When picking wigs, I pay great attention to the liner and make sure it is composed of 100% satin or silk. Silk-like synthetic fabrics frequently lack the same slick smoothness as real silk. To make sure there would be little catching or pulling on my cornrows, I try wigs on at the store or read reviews.
Rest for better work
I try not to stay with my wigs for longer than 4 to 6 weeks at a time. I take off my wig when this time has passed to let my hair and scalp replenish and find their natural equilibrium. With little access to air and organic oils, my natural hair has been imprisoned beneath the wig. They can “breathe” and absorb oils produced by my scalp by taking a rest. I take a rest and then reinstall my Ubraids wig on brand-new braids or twists. It is prevented from accumulating harm over weeks of constant use. To enhance the preservation, growth, and health of my natural texture underneath protective styles, I try to keep my entire wig use duration to 4 to 6 weeks before rejuvenating my own hair.
I take my time and carefully cut the thread or hair ties when I take out my braids or cornrows after wearing a wig for a while. Pulling and breaking the braids unnecessarily can result from yanking them out. Before removing the hair tie, I use a conditioner to get any knots out in each cornrow.

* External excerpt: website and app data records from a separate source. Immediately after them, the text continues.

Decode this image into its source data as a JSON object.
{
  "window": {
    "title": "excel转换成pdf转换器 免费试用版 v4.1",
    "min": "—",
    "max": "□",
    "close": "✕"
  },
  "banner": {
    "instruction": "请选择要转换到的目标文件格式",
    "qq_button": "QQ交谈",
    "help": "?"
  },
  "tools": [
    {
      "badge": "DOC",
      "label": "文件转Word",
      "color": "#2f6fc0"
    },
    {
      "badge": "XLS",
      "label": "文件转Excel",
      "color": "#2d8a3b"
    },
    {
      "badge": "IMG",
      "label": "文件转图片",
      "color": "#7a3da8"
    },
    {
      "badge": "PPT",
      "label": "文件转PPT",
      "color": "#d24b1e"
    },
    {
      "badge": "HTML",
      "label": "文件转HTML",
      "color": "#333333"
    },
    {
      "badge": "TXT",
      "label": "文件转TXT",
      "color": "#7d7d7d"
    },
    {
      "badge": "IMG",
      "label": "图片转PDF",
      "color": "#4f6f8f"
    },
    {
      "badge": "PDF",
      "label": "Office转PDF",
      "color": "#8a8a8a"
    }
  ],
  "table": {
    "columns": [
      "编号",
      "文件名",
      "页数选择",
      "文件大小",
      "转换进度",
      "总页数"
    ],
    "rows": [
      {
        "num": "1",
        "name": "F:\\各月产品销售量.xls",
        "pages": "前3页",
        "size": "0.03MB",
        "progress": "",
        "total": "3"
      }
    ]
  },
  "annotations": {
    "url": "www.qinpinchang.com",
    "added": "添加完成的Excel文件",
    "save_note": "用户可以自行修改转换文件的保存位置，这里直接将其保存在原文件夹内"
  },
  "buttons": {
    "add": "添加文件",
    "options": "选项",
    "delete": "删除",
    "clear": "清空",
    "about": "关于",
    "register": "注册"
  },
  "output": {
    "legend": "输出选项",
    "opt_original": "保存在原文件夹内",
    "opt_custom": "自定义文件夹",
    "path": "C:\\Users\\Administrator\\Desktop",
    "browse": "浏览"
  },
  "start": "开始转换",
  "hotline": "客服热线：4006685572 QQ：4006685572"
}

You may actually take a lot of steps to maintain the health of your natural hair even while wearing a wig. There are various ways to maintain healthy hair while sporting a gorgeous haircut, from properly prepping your hair before putting on a wig to keeping your scalp clean and hydrated to taking breaks from wearing wigs. So go ahead and explore with braided wigs, but don’t forget to take care of your natural hair as you go!